There are many papers in Early View here, check them out. I wanted to highlight just a few of them that I personally thought were interesting.
- Marko Spasojevic and Suding (here) examine community assembly mechanisms via functional diversity patterns. How communities are assembled is a very classic question in ecology. Papers on this topic often test the relative importance of competitive forces vs. environmental filtering forces. They test the relative importance of not just filtering and competition, but also equalizing fitness processes (functional redundancy towards an optimal trait; Chesson 2000) and facilitation. They find evidence for filtering, equalizing processes, competition, and facilitation.

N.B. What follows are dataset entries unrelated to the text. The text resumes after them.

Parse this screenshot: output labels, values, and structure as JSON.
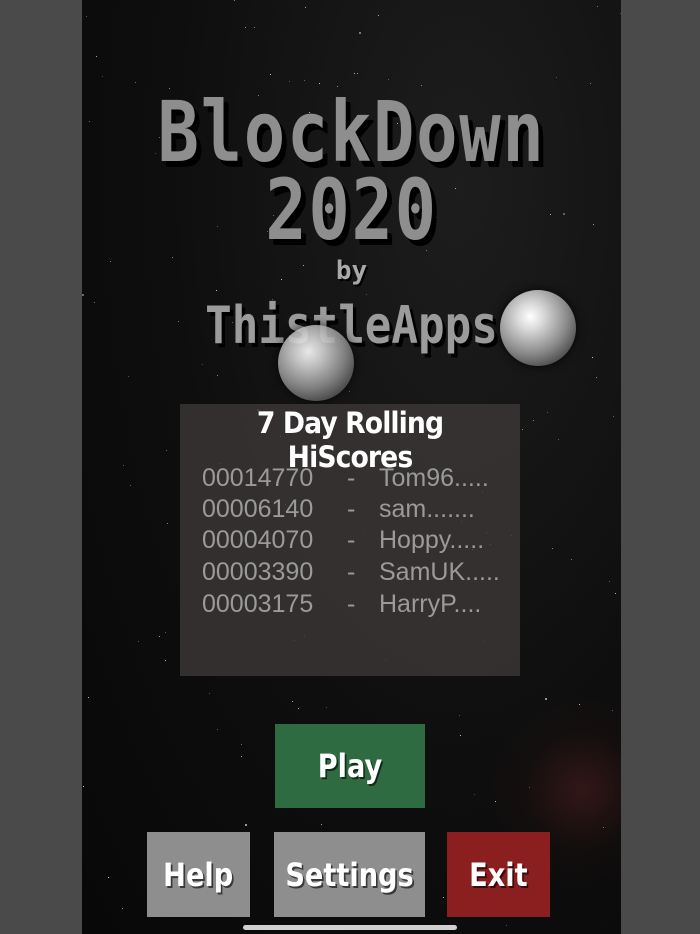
{
  "title": {
    "line1": "BlockDown",
    "line2": "2020",
    "by": "by",
    "author": "ThistleApps"
  },
  "hiscores": {
    "heading": "7 Day Rolling HiScores",
    "separator": "-",
    "rows": [
      {
        "score": "00014770",
        "name": "Tom96....."
      },
      {
        "score": "00006140",
        "name": "sam......."
      },
      {
        "score": "00004070",
        "name": "Hoppy....."
      },
      {
        "score": "00003390",
        "name": "SamUK....."
      },
      {
        "score": "00003175",
        "name": "HarryP...."
      }
    ]
  },
  "buttons": {
    "play": "Play",
    "help": "Help",
    "settings": "Settings",
    "exit": "Exit"
  },
  "colors": {
    "play": "#2f6b41",
    "neutral": "#8e8e8e",
    "exit": "#8b1e1e",
    "title": "#8e8e8e"
  },
  "icons": {
    "ball": "silver-ball-icon"
  }
}
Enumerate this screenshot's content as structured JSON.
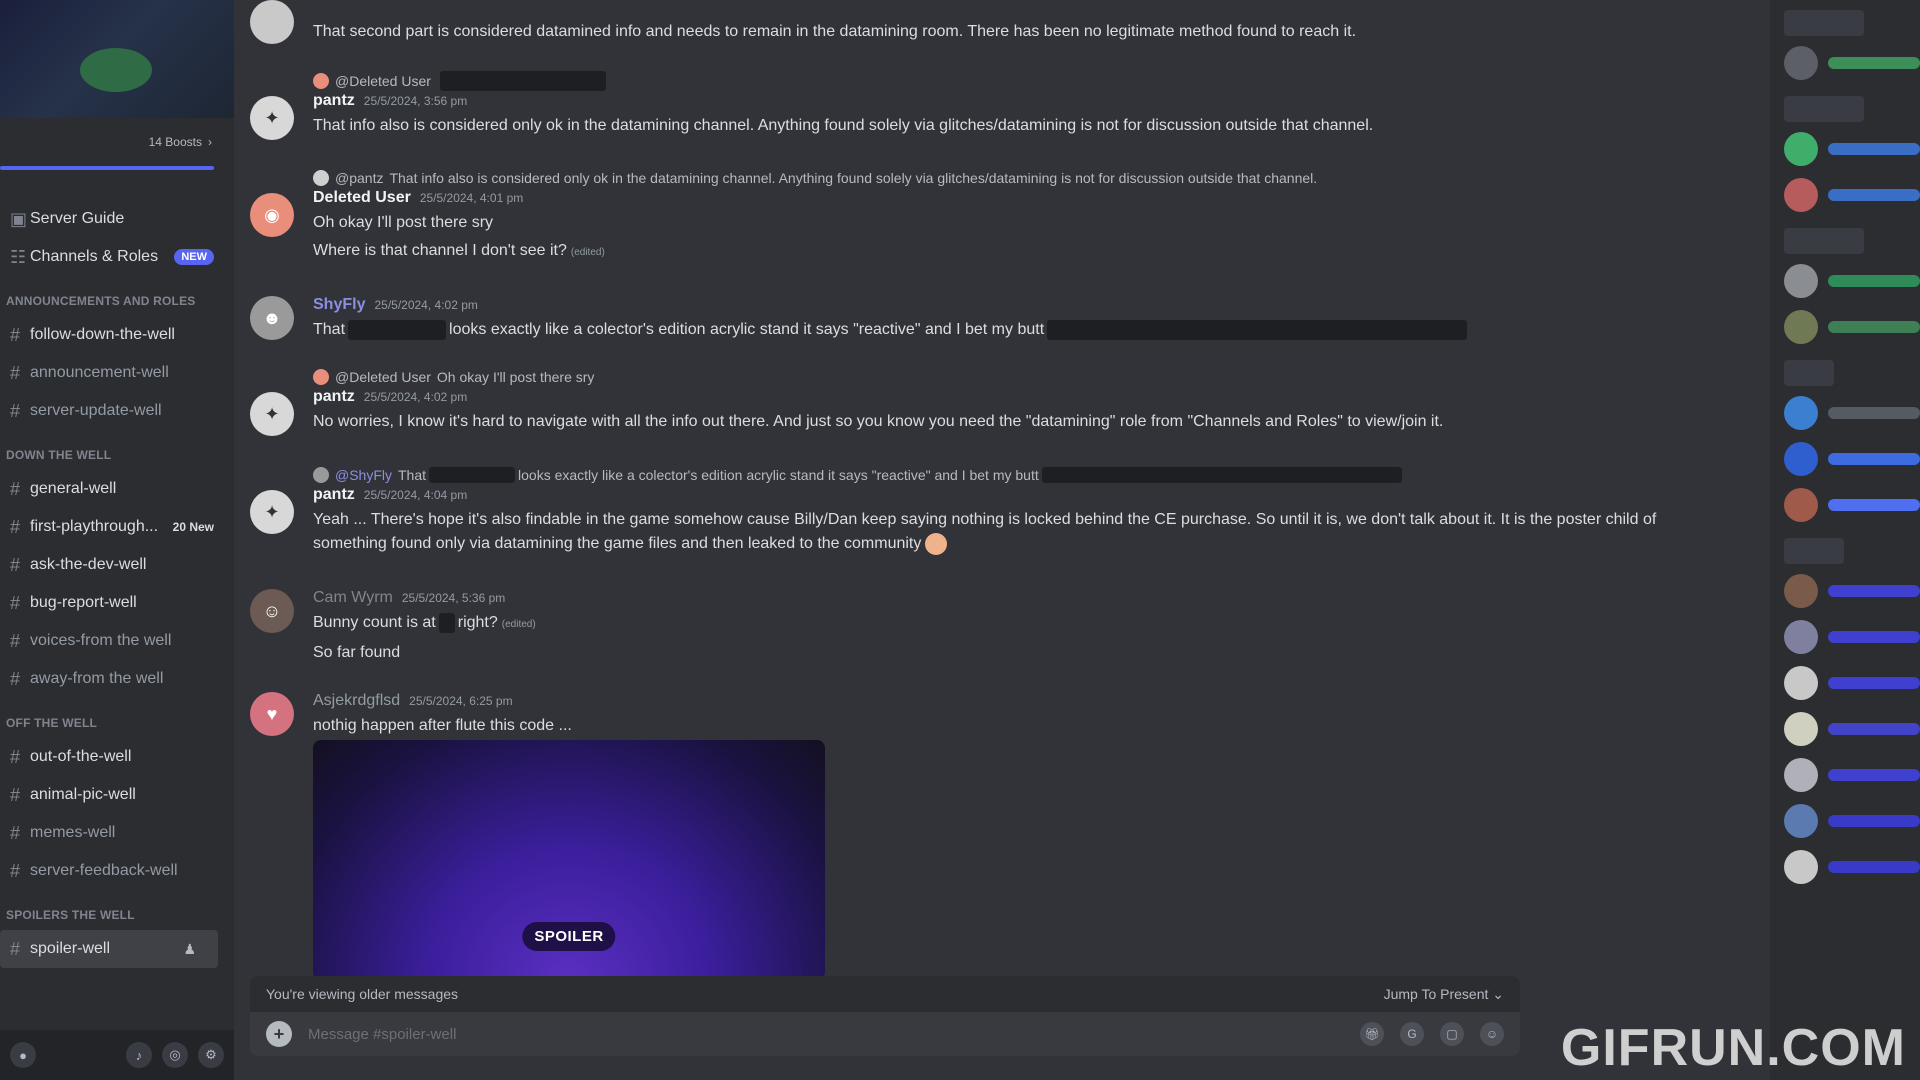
{
  "sidebar": {
    "boosts": "14 Boosts",
    "items_top": [
      {
        "label": "Server Guide",
        "badge": ""
      },
      {
        "label": "Channels & Roles",
        "badge": "NEW"
      }
    ],
    "categories": [
      {
        "title": "ANNOUNCEMENTS AND ROLES",
        "channels": [
          {
            "label": "follow-down-the-well",
            "badge": ""
          },
          {
            "label": "announcement-well",
            "badge": ""
          },
          {
            "label": "server-update-well",
            "badge": ""
          }
        ]
      },
      {
        "title": "DOWN THE WELL",
        "channels": [
          {
            "label": "general-well",
            "badge": ""
          },
          {
            "label": "first-playthrough...",
            "badge": "20 New"
          },
          {
            "label": "ask-the-dev-well",
            "badge": ""
          },
          {
            "label": "bug-report-well",
            "badge": ""
          },
          {
            "label": "voices-from the well",
            "badge": ""
          },
          {
            "label": "away-from the well",
            "badge": ""
          }
        ]
      },
      {
        "title": "OFF THE WELL",
        "channels": [
          {
            "label": "out-of-the-well",
            "badge": ""
          },
          {
            "label": "animal-pic-well",
            "badge": ""
          },
          {
            "label": "memes-well",
            "badge": ""
          },
          {
            "label": "server-feedback-well",
            "badge": ""
          }
        ]
      },
      {
        "title": "SPOILERS THE WELL",
        "channels": [
          {
            "label": "spoiler-well",
            "badge": ""
          }
        ]
      }
    ]
  },
  "messages": {
    "m0": {
      "text": "That second part is considered datamined info and needs to remain in the datamining room. There has been no legitimate method found to reach it."
    },
    "m1": {
      "reply_name": "@Deleted User",
      "author": "pantz",
      "ts": "25/5/2024, 3:56 pm",
      "text": "That info also is considered only ok in the datamining channel. Anything found solely via glitches/datamining is not for discussion outside that channel."
    },
    "m2": {
      "reply_name": "@pantz",
      "reply_text": "That info also is considered only ok in the datamining channel. Anything found solely via glitches/datamining is not for discussion outside that channel.",
      "author": "Deleted User",
      "ts": "25/5/2024, 4:01 pm",
      "line1": "Oh okay I'll post there sry",
      "line2": "Where is that channel I don't see it?",
      "edited": "(edited)"
    },
    "m3": {
      "author": "ShyFly",
      "ts": "25/5/2024, 4:02 pm",
      "pre": "That",
      "mid": "looks exactly like a colector's edition acrylic stand it says \"reactive\" and I bet my butt"
    },
    "m4": {
      "reply_name": "@Deleted User",
      "reply_text": "Oh okay I'll post there sry",
      "author": "pantz",
      "ts": "25/5/2024, 4:02 pm",
      "text": "No worries, I know it's hard to navigate with all the info out there. And just so you know you need the \"datamining\" role from \"Channels and Roles\" to view/join it."
    },
    "m5": {
      "reply_name": "@ShyFly",
      "reply_pre": "That",
      "reply_mid": "looks exactly like a colector's edition acrylic stand it says \"reactive\" and I bet my butt",
      "author": "pantz",
      "ts": "25/5/2024, 4:04 pm",
      "text": "Yeah ... There's hope it's also findable in the game somehow cause Billy/Dan keep saying nothing is locked behind the CE purchase. So until it is, we don't talk about it. It is the poster child of something found only via datamining the game files and then leaked to the community"
    },
    "m6": {
      "author": "Cam Wyrm",
      "ts": "25/5/2024, 5:36 pm",
      "pre": "Bunny count is at",
      "post": "right?",
      "edited": "(edited)",
      "line2": "So far found"
    },
    "m7": {
      "author": "Asjekrdgflsd",
      "ts": "25/5/2024, 6:25 pm",
      "text": "nothig happen after flute this code ...",
      "spoiler": "SPOILER"
    }
  },
  "composer": {
    "older": "You're viewing older messages",
    "jump": "Jump To Present",
    "placeholder": "Message #spoiler-well"
  },
  "colors": {
    "accent": "#5865f2",
    "shyfly": "#8c8fe0",
    "camwyrm": "#80848e"
  },
  "watermark": "GIFRUN.COM"
}
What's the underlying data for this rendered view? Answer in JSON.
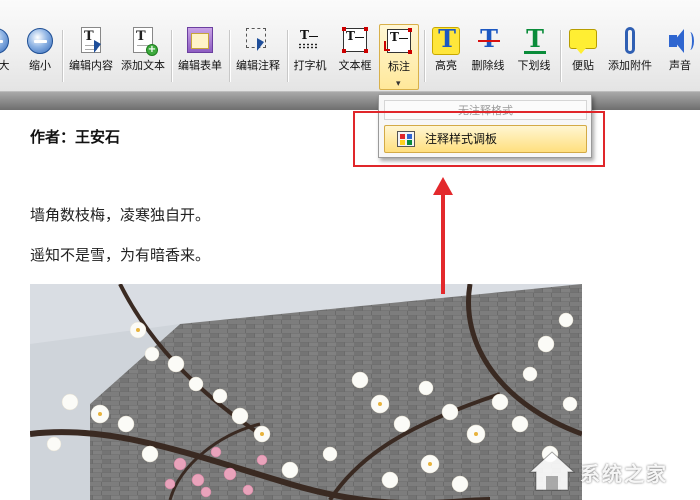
{
  "toolbar": {
    "buttons": [
      {
        "label": "大",
        "icon": "zoom-in-icon"
      },
      {
        "label": "缩小",
        "icon": "zoom-out-icon"
      },
      {
        "label": "编辑内容",
        "icon": "edit-content-icon"
      },
      {
        "label": "添加文本",
        "icon": "add-text-icon"
      },
      {
        "label": "编辑表单",
        "icon": "edit-form-icon"
      },
      {
        "label": "编辑注释",
        "icon": "edit-annotation-icon"
      },
      {
        "label": "打字机",
        "icon": "typewriter-icon"
      },
      {
        "label": "文本框",
        "icon": "textbox-icon"
      },
      {
        "label": "标注",
        "icon": "callout-icon"
      },
      {
        "label": "高亮",
        "icon": "highlight-icon"
      },
      {
        "label": "删除线",
        "icon": "strikethrough-icon"
      },
      {
        "label": "下划线",
        "icon": "underline-icon"
      },
      {
        "label": "便贴",
        "icon": "sticky-note-icon"
      },
      {
        "label": "添加附件",
        "icon": "attachment-icon"
      },
      {
        "label": "声音",
        "icon": "sound-icon"
      }
    ],
    "active": "标注",
    "more_glyph": "▾"
  },
  "dropdown": {
    "items": [
      {
        "label": "无注释格式",
        "enabled": false
      },
      {
        "label": "注释样式调板",
        "enabled": true,
        "icon": "palette-icon"
      }
    ]
  },
  "document": {
    "author": "作者：王安石",
    "lines": [
      "墙角数枝梅，凌寒独自开。",
      "遥知不是雪，为有暗香来。"
    ]
  },
  "watermark": {
    "text": "系统之家"
  },
  "colors": {
    "annotation_red": "#e0262a",
    "active_button": "#ffe89a",
    "highlight_yellow": "#ffe63b",
    "strike_red": "#d81010",
    "underline_green": "#0a8c3a"
  }
}
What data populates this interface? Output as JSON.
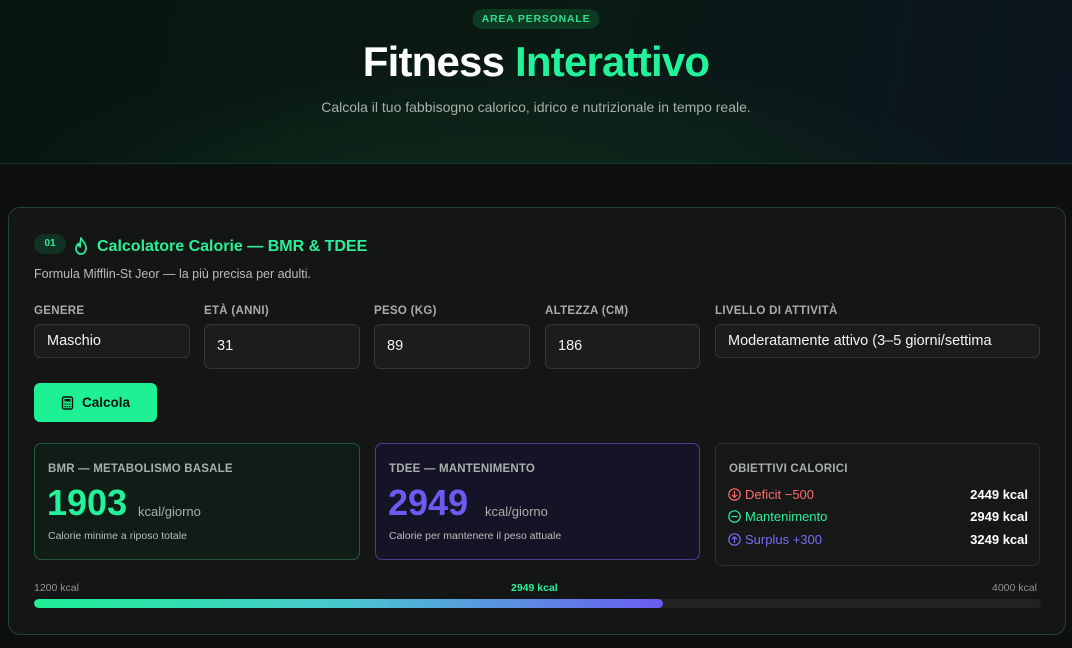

This is an important study in contributing to expanding the discussion of mechanisms for community assembly other than filtering and competition.
- Paul Selmants et al. (here) examine the effects of realistic species loss from those of random species loss on invasion resistance at the plant community level. Many studies have used an approach of looking at random species losses and how that influences X or Y processes. Selmants et al. found that plots with realistic species losses were more resistant to invasion than those with random species losses. They posit that the realistic species loss scenario created vacant niche space more quickly than the random species loss scenario.
- Zhang et al. (here) conducted a meta-analysis of 54 studies to look at the relationship between diversity (evenness, species richness, and traits) and productivity (this brings to mind a review on evenness effects on ecosystem properties by Hillebrand et al. in 2008). Evenness was the strongest predictor of productivity – an equitable distribution of abundance among species in a forest leads to more productive forests. They do admit that testing mechanisms is beyond their paper, and pose a few ideas for mechanisms. I was particularly intrigued by their methods. I have never used boosted regression trees (BRT) for meta-analysis. However, they did use R, and a package for R called gbm (check it out here) – so I might check it out myself. Apparently, these BRT models can handle missing values in predictor variables – very odd, and interesting, indeed.